Aside from the casting of Donlevy as Quatermass, Guest’s second major change away from the serial is the conclusion, spectacularly set at Westminster Abbey. In the serial, Quatermass is able to remind Victor of his last, lingering vestiges of humanity, and in order to save the planet, he kills himself. But in the film version, Victor has become completely alien and Quatermass electrocutes him to death with the help of a conveniently placed television crew. This change makes The Quatermass Xperiment less of a human story and more of a monster movie, but the concept of a transformed astronaut was obviously horrifying enough to inspire a number of similar films in the late ‘50s and early ‘60s.
This isn’t the only reason why it’s considered a minor classic. Val Guest keeps the pace moving at a brisk clip and despite the occasional moments of scientific exposition, there is a steady sense of suspense, even claustrophobia, to the proceedings. The film is an almost equal blend of horror, science fiction, and murder mystery; Scotland Yard even gets involved because they think that Victor may have murdered the two missing astronauts. The Quatermass Xperiment also has a decidedly bleak note thanks to Quatermass himself, who exploits Victor and, at the film’s conclusion, is determined to start his experiments all over again.

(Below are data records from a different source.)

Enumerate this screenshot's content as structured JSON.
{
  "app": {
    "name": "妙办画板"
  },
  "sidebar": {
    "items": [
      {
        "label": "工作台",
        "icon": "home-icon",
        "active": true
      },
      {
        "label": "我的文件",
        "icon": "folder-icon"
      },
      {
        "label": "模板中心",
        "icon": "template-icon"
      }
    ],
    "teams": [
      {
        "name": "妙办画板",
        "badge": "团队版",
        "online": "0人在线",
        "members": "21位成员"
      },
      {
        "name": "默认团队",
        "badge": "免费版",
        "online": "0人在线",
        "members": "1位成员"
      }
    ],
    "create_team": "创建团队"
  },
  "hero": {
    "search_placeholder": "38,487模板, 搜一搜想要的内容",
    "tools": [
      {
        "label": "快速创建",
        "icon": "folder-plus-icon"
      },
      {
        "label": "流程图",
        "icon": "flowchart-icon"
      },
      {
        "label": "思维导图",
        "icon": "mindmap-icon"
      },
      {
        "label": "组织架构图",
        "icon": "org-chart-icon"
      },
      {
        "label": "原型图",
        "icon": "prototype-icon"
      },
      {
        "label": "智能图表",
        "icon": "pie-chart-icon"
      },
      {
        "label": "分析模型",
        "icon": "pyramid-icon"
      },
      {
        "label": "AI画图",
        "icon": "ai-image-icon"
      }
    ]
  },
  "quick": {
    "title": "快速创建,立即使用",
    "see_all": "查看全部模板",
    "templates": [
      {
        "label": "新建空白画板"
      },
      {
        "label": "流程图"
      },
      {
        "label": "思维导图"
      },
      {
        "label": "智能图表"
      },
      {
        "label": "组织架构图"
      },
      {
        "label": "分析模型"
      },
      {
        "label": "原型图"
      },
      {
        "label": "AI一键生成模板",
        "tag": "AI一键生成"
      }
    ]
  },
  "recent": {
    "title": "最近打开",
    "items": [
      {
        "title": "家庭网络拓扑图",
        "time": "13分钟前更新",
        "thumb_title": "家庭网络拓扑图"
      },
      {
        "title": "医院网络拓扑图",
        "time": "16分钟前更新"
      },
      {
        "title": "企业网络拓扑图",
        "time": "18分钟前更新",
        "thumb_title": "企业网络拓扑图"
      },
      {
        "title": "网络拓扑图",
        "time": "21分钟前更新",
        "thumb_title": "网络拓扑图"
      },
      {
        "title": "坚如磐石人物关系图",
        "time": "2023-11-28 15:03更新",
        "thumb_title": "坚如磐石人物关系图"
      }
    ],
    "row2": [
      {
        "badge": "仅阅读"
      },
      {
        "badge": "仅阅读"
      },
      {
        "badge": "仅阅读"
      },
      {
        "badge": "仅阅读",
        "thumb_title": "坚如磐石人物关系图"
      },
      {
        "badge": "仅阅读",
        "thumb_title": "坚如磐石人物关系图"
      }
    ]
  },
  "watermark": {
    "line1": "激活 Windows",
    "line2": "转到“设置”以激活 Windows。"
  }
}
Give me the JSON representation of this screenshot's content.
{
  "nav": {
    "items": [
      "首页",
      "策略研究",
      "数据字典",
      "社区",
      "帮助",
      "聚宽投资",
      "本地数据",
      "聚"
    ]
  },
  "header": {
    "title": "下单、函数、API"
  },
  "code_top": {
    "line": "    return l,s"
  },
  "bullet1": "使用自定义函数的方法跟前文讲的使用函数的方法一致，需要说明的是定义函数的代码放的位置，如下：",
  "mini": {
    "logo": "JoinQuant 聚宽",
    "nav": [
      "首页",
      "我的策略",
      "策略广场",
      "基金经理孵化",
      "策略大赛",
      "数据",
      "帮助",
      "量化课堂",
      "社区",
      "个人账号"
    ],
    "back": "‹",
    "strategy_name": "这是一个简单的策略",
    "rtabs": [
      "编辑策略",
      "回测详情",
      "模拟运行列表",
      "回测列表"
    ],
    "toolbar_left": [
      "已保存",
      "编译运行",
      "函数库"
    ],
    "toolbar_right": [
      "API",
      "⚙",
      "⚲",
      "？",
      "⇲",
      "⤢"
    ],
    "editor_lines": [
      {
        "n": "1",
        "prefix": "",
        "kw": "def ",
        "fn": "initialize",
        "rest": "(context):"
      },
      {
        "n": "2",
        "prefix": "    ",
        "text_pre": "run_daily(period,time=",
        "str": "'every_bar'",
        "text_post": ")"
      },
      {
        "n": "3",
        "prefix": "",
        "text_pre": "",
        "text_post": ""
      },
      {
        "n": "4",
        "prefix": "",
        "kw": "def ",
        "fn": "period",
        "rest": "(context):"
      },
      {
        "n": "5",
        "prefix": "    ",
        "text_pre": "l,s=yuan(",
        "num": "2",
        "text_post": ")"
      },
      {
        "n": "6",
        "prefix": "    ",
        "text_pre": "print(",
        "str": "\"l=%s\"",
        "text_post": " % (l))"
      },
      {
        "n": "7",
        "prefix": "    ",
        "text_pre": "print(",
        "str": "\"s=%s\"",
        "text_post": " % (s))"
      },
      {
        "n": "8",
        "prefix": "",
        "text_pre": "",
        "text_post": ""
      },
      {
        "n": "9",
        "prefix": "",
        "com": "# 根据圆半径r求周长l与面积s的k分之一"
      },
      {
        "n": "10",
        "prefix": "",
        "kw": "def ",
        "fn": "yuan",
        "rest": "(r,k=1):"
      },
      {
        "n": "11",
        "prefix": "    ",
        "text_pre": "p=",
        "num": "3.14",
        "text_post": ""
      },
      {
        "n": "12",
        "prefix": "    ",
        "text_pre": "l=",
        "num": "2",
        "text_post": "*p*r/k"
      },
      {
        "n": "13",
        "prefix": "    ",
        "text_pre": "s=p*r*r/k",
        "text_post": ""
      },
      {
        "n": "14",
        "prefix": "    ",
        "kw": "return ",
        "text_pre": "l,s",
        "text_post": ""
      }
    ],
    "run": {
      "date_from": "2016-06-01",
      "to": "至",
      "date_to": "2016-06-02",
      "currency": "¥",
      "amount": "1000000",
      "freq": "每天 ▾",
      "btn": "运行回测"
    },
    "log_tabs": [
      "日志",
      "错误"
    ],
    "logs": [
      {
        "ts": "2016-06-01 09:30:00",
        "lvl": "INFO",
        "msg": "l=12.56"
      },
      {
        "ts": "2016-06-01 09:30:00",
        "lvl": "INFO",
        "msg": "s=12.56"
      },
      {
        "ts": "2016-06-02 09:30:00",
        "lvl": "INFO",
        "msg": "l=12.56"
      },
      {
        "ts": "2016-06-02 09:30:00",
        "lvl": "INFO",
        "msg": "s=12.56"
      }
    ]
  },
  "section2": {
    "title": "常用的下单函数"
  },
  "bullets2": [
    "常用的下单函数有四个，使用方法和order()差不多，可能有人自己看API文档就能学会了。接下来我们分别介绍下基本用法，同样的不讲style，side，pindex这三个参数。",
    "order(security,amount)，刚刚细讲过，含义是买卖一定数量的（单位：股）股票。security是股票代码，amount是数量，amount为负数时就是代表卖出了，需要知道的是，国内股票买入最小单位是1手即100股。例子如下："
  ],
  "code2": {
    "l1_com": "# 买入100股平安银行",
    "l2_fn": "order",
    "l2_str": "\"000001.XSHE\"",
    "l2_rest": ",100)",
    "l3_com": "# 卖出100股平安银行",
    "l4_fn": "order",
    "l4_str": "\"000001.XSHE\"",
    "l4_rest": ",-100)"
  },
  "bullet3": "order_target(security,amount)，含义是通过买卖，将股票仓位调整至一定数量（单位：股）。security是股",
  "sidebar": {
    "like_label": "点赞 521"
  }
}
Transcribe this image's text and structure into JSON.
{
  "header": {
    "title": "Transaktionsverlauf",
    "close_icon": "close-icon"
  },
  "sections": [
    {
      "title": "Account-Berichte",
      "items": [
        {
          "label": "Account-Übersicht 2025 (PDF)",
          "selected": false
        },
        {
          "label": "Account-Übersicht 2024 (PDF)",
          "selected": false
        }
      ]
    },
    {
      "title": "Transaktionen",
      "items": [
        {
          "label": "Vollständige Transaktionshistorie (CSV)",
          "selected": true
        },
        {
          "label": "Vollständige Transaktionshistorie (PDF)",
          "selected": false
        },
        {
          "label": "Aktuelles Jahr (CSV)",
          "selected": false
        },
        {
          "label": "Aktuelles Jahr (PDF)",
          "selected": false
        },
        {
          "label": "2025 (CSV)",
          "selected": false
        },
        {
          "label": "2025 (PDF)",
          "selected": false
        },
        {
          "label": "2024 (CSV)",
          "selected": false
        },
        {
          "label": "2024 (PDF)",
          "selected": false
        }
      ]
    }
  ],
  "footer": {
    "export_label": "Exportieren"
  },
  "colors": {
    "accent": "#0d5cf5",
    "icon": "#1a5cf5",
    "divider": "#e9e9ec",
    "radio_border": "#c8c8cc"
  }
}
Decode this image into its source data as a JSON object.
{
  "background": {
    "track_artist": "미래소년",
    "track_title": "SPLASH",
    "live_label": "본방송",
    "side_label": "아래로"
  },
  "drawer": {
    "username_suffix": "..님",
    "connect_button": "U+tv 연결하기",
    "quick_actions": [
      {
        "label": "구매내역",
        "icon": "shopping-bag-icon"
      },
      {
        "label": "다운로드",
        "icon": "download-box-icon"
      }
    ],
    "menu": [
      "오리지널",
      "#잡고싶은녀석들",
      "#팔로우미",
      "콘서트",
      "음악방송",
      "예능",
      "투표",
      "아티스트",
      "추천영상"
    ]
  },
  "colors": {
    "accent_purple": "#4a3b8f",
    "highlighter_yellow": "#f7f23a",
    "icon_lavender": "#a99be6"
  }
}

The Quatermass Xperiment comes highly recommended and anyone who enjoys a blend of sci-fi and horror will definitely want to seek it out. Pick it up on Blu-ray and I promise you’ll be able to get past Donlevy’s heavy-handedness and, if this is your first exposure to Quatermass, you might even enjoy him. The film boasts plenty of delights, including some enjoyable effects, wonderful atmosphere, and a particularly fantastic score from Hammer’s regular composer, James Bernard, which would set the stage for the rest of their sci-fi films.